Majority of respondents to legacy consultation opposed to immunity for veterans
A government consultation on plans to deal with the legacy of the Troubles has revealed that a clear majority opposed an amnesty for veterans.
The weight of opinion expressed in 17,500 responses rejected the controversial proposal.
Views were sought on a series of new mechanisms to investigate, document and uncover the truth around thousands of killings during the Troubles.
The mechanisms, which include a new independent investigation unit and a truth recovery body, were agreed in the 2014 Stormont House Agreement but then delayed due to the power-sharing impasse.
It is understood officials will now consult with the various parties to gauge their views.

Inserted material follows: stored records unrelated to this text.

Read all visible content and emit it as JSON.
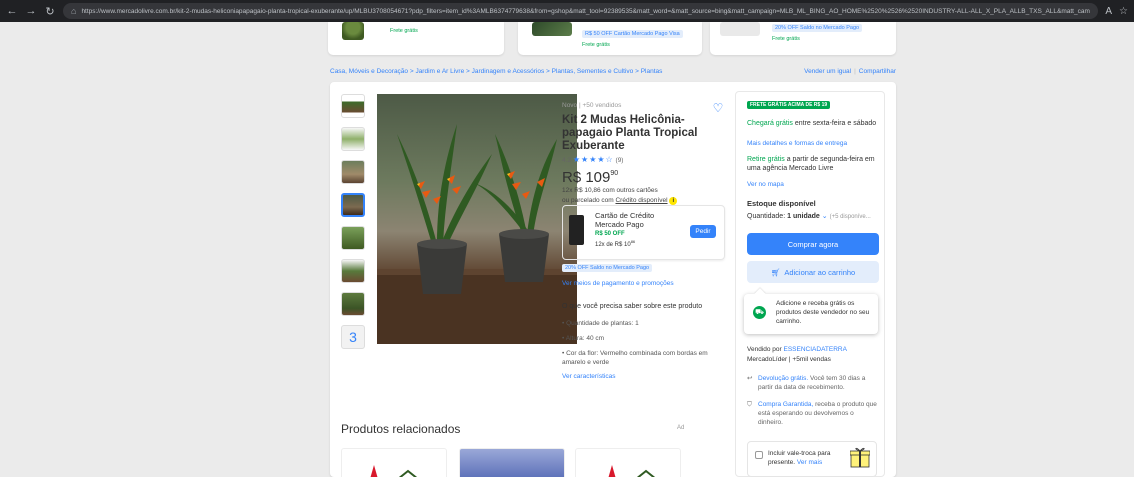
{
  "browser": {
    "url": "https://www.mercadolivre.com.br/kit-2-mudas-heliconiapapagaio-planta-tropical-exuberante/up/MLBU3708054671?pdp_filters=item_id%3AMLB6374779638&from=gshop&matt_tool=92389535&matt_word=&matt_source=bing&matt_campaign=MLB_ML_BING_AO_HOME%2520%2526%2520INDUSTRY-ALL-ALL_X_PLA_ALLB_TXS_ALL&matt_campaig..."
  },
  "top_strip": {
    "frete1": "Frete grátis",
    "tag2": "R$ 50 OFF Cartão Mercado Pago Visa",
    "frete2": "Frete grátis",
    "tag3": "20% OFF Saldo no Mercado Pago",
    "frete3": "Frete grátis"
  },
  "breadcrumb": "Casa, Móveis e Decoração > Jardim e Ar Livre > Jardinagem e Acessórios > Plantas, Sementes e Cultivo > Plantas",
  "breadcrumb_actions": {
    "sell": "Vender um igual",
    "share": "Compartilhar"
  },
  "product": {
    "meta": "Novo | +50 vendidos",
    "title": "Kit 2 Mudas Helicônia-papagaio Planta Tropical Exuberante",
    "rating": "4.2",
    "stars": "★★★★☆",
    "reviews": "(9)",
    "price_main": "R$ 109",
    "price_cents": "90",
    "installments": "12x R$ 10,86 com outros cartões",
    "parcel_prefix": "ou parcelado com",
    "parcel_credit": "Crédito disponível",
    "thumb_more": "3"
  },
  "credit_card": {
    "title": "Cartão de Crédito Mercado Pago",
    "off": "R$ 50 OFF",
    "installment_prefix": "12x de R$ 10",
    "installment_cents": "86",
    "button": "Pedir"
  },
  "promo_tag": "20% OFF Saldo no Mercado Pago",
  "payment_link": "Ver meios de pagamento e promoções",
  "about": {
    "heading": "O que você precisa saber sobre este produto",
    "items": [
      "Quantidade de plantas: 1",
      "Altura: 40 cm",
      "Cor da flor: Vermelho combinada com bordas em amarelo e verde"
    ],
    "link": "Ver características"
  },
  "related": {
    "title": "Produtos relacionados",
    "ad": "Ad"
  },
  "buybox": {
    "badge": "FRETE GRÁTIS ACIMA DE R$ 19",
    "arrive_green": "Chegará grátis",
    "arrive_rest": "entre sexta-feira e sábado",
    "delivery_link": "Mais detalhes e formas de entrega",
    "pickup_green": "Retire grátis",
    "pickup_rest": "a partir de segunda-feira em uma agência Mercado Livre",
    "map_link": "Ver no mapa",
    "stock": "Estoque disponível",
    "qty_label": "Quantidade:",
    "qty_value": "1 unidade",
    "qty_avail": "(+5 disponíve...",
    "buy_now": "Comprar agora",
    "add_cart": "Adicionar ao carrinho",
    "tooltip": "Adicione e receba grátis os produtos deste vendedor no seu carrinho.",
    "seller_prefix": "Vendido por",
    "seller": "ESSENCIADATERRA",
    "seller_meta": "MercadoLíder | +5mil vendas",
    "return_link": "Devolução grátis.",
    "return_rest": "Você tem 30 dias a partir da data de recebimento.",
    "guarantee_link": "Compra Garantida,",
    "guarantee_rest": "receba o produto que está esperando ou devolvemos o dinheiro.",
    "gift": "Incluir vale-troca para presente.",
    "gift_link": "Ver mais"
  },
  "colors": {
    "accent": "#3483fa",
    "green": "#00a650",
    "background": "#ebebeb"
  }
}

The Stormont House proposals do not include any form of statute of limitations. However, the issue of an amnesty for veterans has become controversial in part due to several prosecutions against former soldiers.

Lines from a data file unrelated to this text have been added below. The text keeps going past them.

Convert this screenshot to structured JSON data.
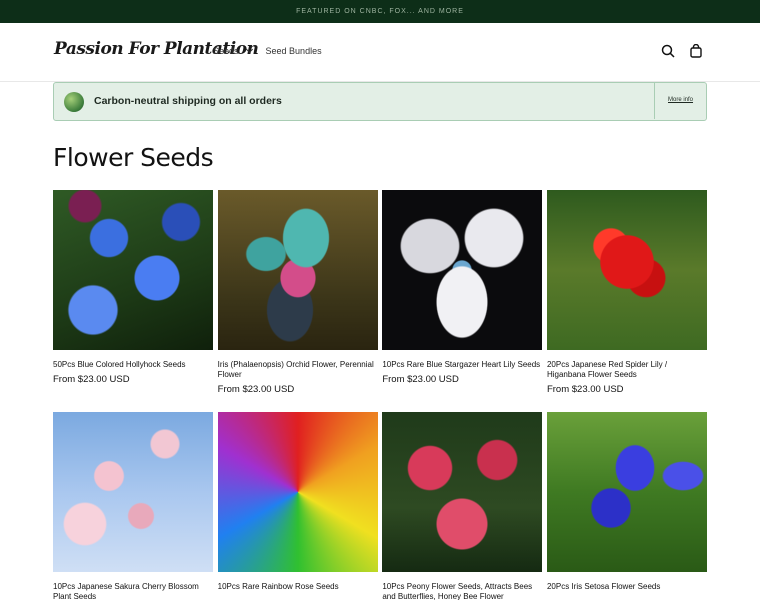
{
  "announcement": {
    "text": "FEATURED ON CNBC, FOX... AND MORE"
  },
  "header": {
    "logo": "Passion For Plantation",
    "nav": [
      {
        "label": "Seeds",
        "has_dropdown": true
      },
      {
        "label": "Seed Bundles",
        "has_dropdown": false
      }
    ],
    "icons": [
      "search-icon",
      "cart-icon"
    ]
  },
  "banner": {
    "text": "Carbon-neutral shipping on all orders",
    "link": "More info"
  },
  "collection": {
    "title": "Flower Seeds",
    "products": [
      {
        "title": "50Pcs Blue Colored Hollyhock Seeds",
        "price": "From $23.00 USD"
      },
      {
        "title": "Iris (Phalaenopsis) Orchid Flower, Perennial Flower",
        "price": "From $23.00 USD"
      },
      {
        "title": "10Pcs Rare Blue Stargazer Heart Lily Seeds",
        "price": "From $23.00 USD"
      },
      {
        "title": "20Pcs Japanese Red Spider Lily / Higanbana Flower Seeds",
        "price": "From $23.00 USD"
      },
      {
        "title": "10Pcs Japanese Sakura Cherry Blossom Plant Seeds",
        "price": ""
      },
      {
        "title": "10Pcs Rare Rainbow Rose Seeds",
        "price": ""
      },
      {
        "title": "10Pcs Peony Flower Seeds, Attracts Bees and Butterflies, Honey Bee Flower",
        "price": ""
      },
      {
        "title": "20Pcs Iris Setosa Flower Seeds",
        "price": ""
      }
    ]
  },
  "colors": {
    "announcement_bg": "#0d2e18",
    "banner_bg": "#e3efe6",
    "banner_border": "#a9cdb4"
  }
}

"The clear majority of all respondents argued that a statute of limitations or amnesty would not be appropriate for Troubles-related matters," the summary said.
"Many were clear that victims, survivors and families are entitled to pursue criminal justice outcomes and such a move could risk progress towards reconciliation. There was a strong sense that the new mechanisms must be fair and not favour any particular group."
The Northern Ireland Office acknowledged that some respondents did favour "drawing a line" under the past, arguing that security force members should be afforded protections or given concessions handed to paramilitaries during the peace process.
The Time for Truth campaign, which advocates for victims of State violence, claimed yesterday it had collated almost 15,000 of the responses.
"Well done to all of the families of the #TimeForTruth Campaign and their great supporters for facing down the intransigence of the British State," it said online.